Next up is Badminton. Badminton also has old roots stretching into ancient Greece and China. The ‘modern’ version of badminton evolved from the Indian game of Poona and was introduced to England in the 1860’s. The name ‘badminton’ comes from the estates of the dukes of Beaufort in that country. The game is played on a court that looks like a blend of a tennis court and a volleyball court. It uses long-necked rackets to hit a shuttlecock or birdie back and forth over a net. An opponent scores points when the birdie hits the ground on a player’s side. Badminton has a strong following worldwide and has numerous international organizations promoting it. It is so popular that it became an Olympic sport in 1992. You can find out more about badminton here. Badminton sets can be easily purchased in various places for as little as $15.00.

 

Horseshoes. Like the previous two games, this one is derived from an ancient game. It is thought that Horseshoes is the poor man’s version of discus. In Discus, the point is to get the disc closest to the stake. Same for horseshoes – closest to the stake scores the most points on a turn. Horseshoes consists of two pits, forty feet apart, each with a stake in the middle. On a turn, players alternate pitching one of their two horseshoes at the stake opposite them. They are trying to ring the stake, get their horseshoe around the stake (3 points), or be closest to the stake (one point). Games are played to 21 points. You can learn more here. Horseshoes sets can be found at most sporting goods stores for about $45.

 

Last up is Cornhole. Cornhole has become one of the most popular outdoor games in America. Its origin is shrouded in mystery. Many believe that it started with a German cabinetmaker. Others feel it began as a Native American game.

Professional cornhole players in action. That’s phenom Frank Modlin on the left.

Wherever it started, it is so popular that you can find a cornhole tournament every weekend somewhere in the U.S. Why is it called ‘cornhole’? The name comes from the corn used to fill the bags. Most of us know about cornhole but here is a quick refresher. The game consists of two raised platforms with a hole (center 9” from top of the board and 12” from each side) set facing each other, twenty-seven feet apart. There are two teams (or individuals) that alternate taking

turns throwing the cornhole bags onto the opposite platform. A bag in the hole scores 3 points. A bag on the board scores 1 point. Cornhole uses a cancellation scoring system where the inning winner scores the difference between each team’s score each inning. A game is played to twenty-one. As I mentioned, cornhole is very popular in our country. There are several national organizations like the American Cornhole Association. And there are even professional cornhole players. You can find out more here. A cornhole set costs about $100.

 

There you have it, four outdoor games for you and your family to play when the weather turns nice. Whether you are tossing, batting, or whacking, get outside and have some fun.

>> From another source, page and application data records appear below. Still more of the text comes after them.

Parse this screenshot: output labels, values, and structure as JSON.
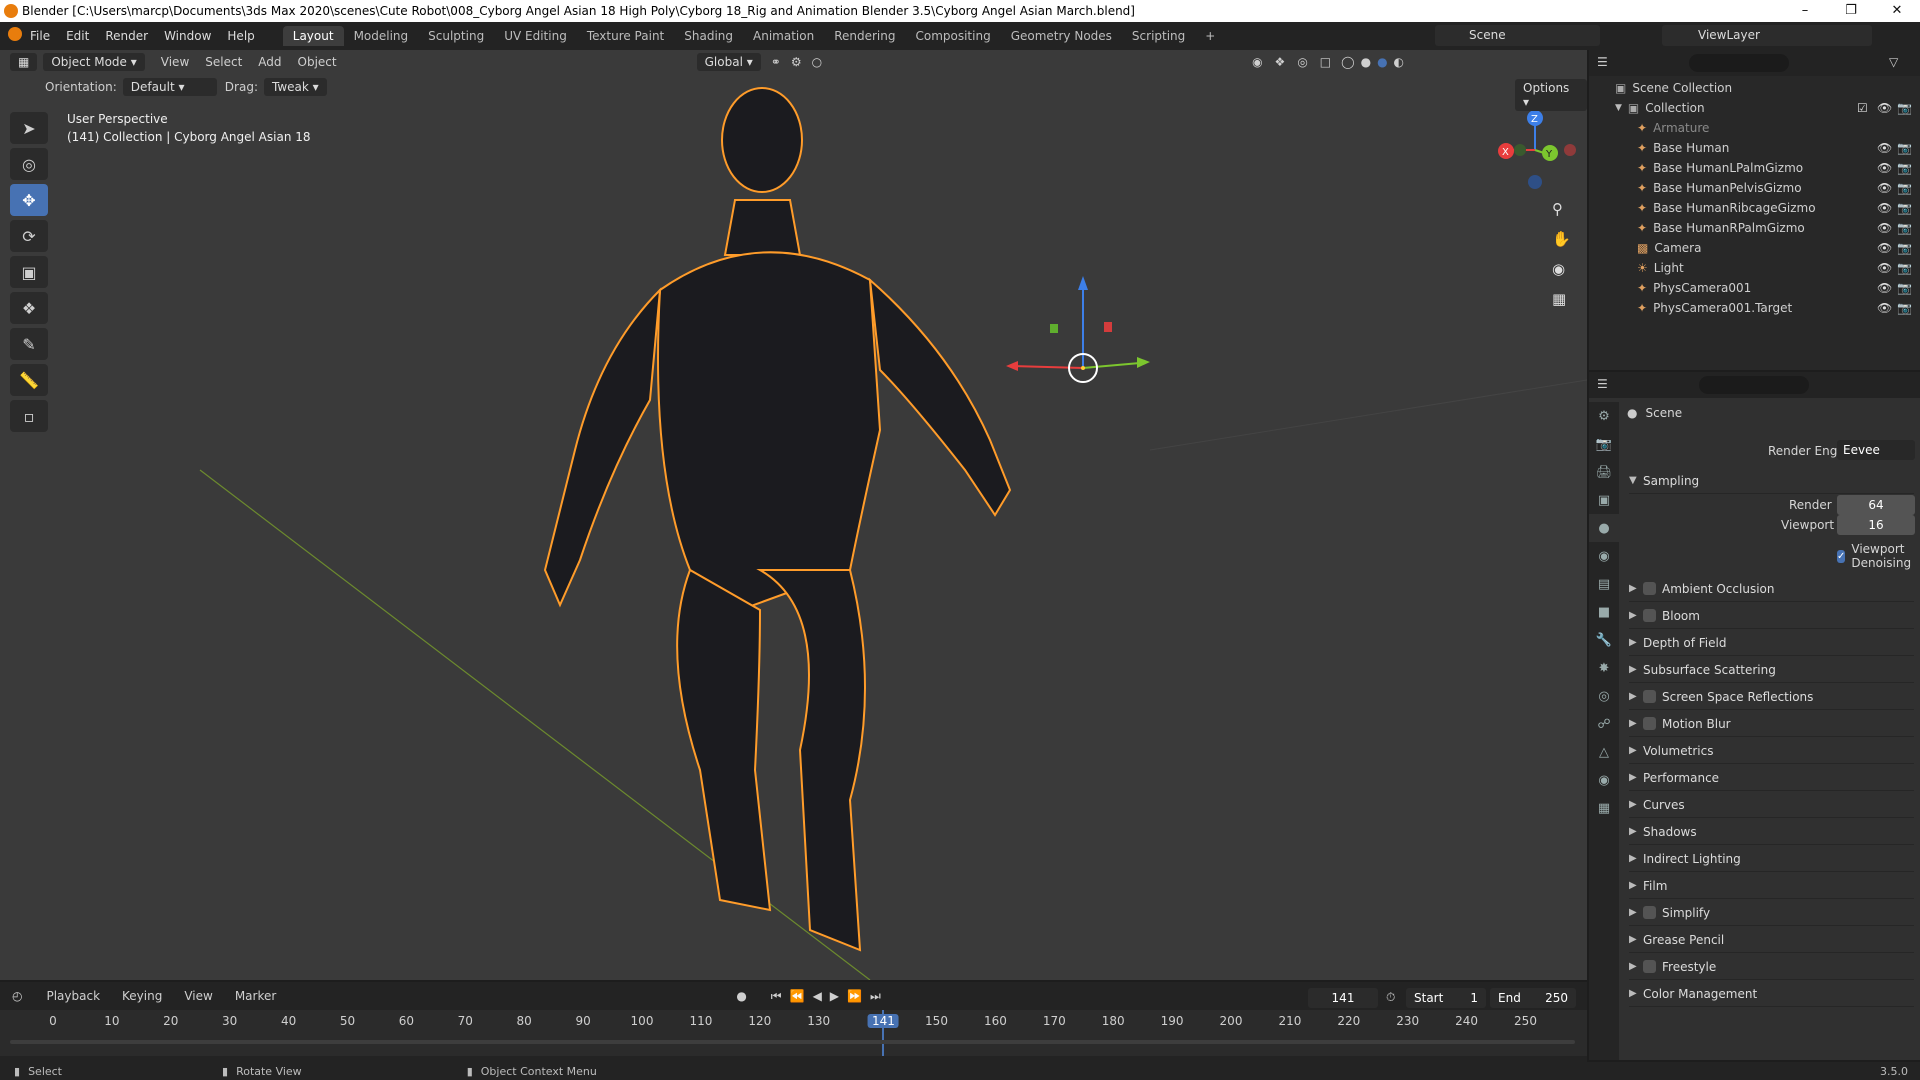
{
  "title": "Blender [C:\\Users\\marcp\\Documents\\3ds Max 2020\\scenes\\Cute Robot\\008_Cyborg Angel Asian 18 High Poly\\Cyborg 18_Rig and Animation Blender 3.5\\Cyborg Angel Asian March.blend]",
  "menu": [
    "File",
    "Edit",
    "Render",
    "Window",
    "Help"
  ],
  "workspaces": [
    "Layout",
    "Modeling",
    "Sculpting",
    "UV Editing",
    "Texture Paint",
    "Shading",
    "Animation",
    "Rendering",
    "Compositing",
    "Geometry Nodes",
    "Scripting",
    "+"
  ],
  "scene": "Scene",
  "view_layer": "ViewLayer",
  "viewport": {
    "mode": "Object Mode",
    "menus": [
      "View",
      "Select",
      "Add",
      "Object"
    ],
    "transform": "Global",
    "orientation_label": "Orientation:",
    "orientation": "Default",
    "drag_label": "Drag:",
    "drag": "Tweak",
    "options": "Options",
    "perspective": "User Perspective",
    "collection_info": "(141) Collection | Cyborg Angel Asian 18",
    "gizmo_x": "X",
    "gizmo_y": "Y",
    "gizmo_z": "Z"
  },
  "outliner": {
    "root": "Scene Collection",
    "collection": "Collection",
    "items": [
      "Armature",
      "Base Human",
      "Base HumanLPalmGizmo",
      "Base HumanPelvisGizmo",
      "Base HumanRibcageGizmo",
      "Base HumanRPalmGizmo",
      "Camera",
      "Light",
      "PhysCamera001",
      "PhysCamera001.Target"
    ]
  },
  "properties": {
    "header": "Scene",
    "render_engine_label": "Render Engine",
    "render_engine": "Eevee",
    "sampling": "Sampling",
    "render_label": "Render",
    "render_value": "64",
    "viewport_label": "Viewport",
    "viewport_value": "16",
    "viewport_denoising": "Viewport Denoising",
    "panels": [
      "Ambient Occlusion",
      "Bloom",
      "Depth of Field",
      "Subsurface Scattering",
      "Screen Space Reflections",
      "Motion Blur",
      "Volumetrics",
      "Performance",
      "Curves",
      "Shadows",
      "Indirect Lighting",
      "Film",
      "Simplify",
      "Grease Pencil",
      "Freestyle",
      "Color Management"
    ]
  },
  "timeline": {
    "menus": [
      "Playback",
      "Keying",
      "View",
      "Marker"
    ],
    "current_frame": "141",
    "start_label": "Start",
    "start": "1",
    "end_label": "End",
    "end": "250",
    "ticks": [
      "0",
      "10",
      "20",
      "30",
      "40",
      "50",
      "60",
      "70",
      "80",
      "90",
      "100",
      "110",
      "120",
      "130",
      "141",
      "150",
      "160",
      "170",
      "180",
      "190",
      "200",
      "210",
      "220",
      "230",
      "240",
      "250"
    ]
  },
  "status": {
    "select": "Select",
    "rotate": "Rotate View",
    "context": "Object Context Menu",
    "version": "3.5.0"
  },
  "colors": {
    "accent": "#4772b3",
    "selection_outline": "#ffa133",
    "frame_marker": "#4772b3"
  }
}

Tom Gurganus has been homeschooling father for the last 22 years. He and his wife have graduated two and have a third almost finished. Tom is the co-founder of Adventures In Gameschooling with Ryan. As a follower of Christ, he believes that he should encourage and build up others. This is one of the main drivers of Adventures In Gameschooling - to encourage a love for learning and enhance relationships through games and play. Tom has an extensive network within the game industry community through his blog and podcast Go Forth And Game. With over ten years of interviews with game designers and publishers as well as game reviews, Tom has a wealth of gaming knowledge to share. It is his mission to bridge the gap between schoolers and gamers.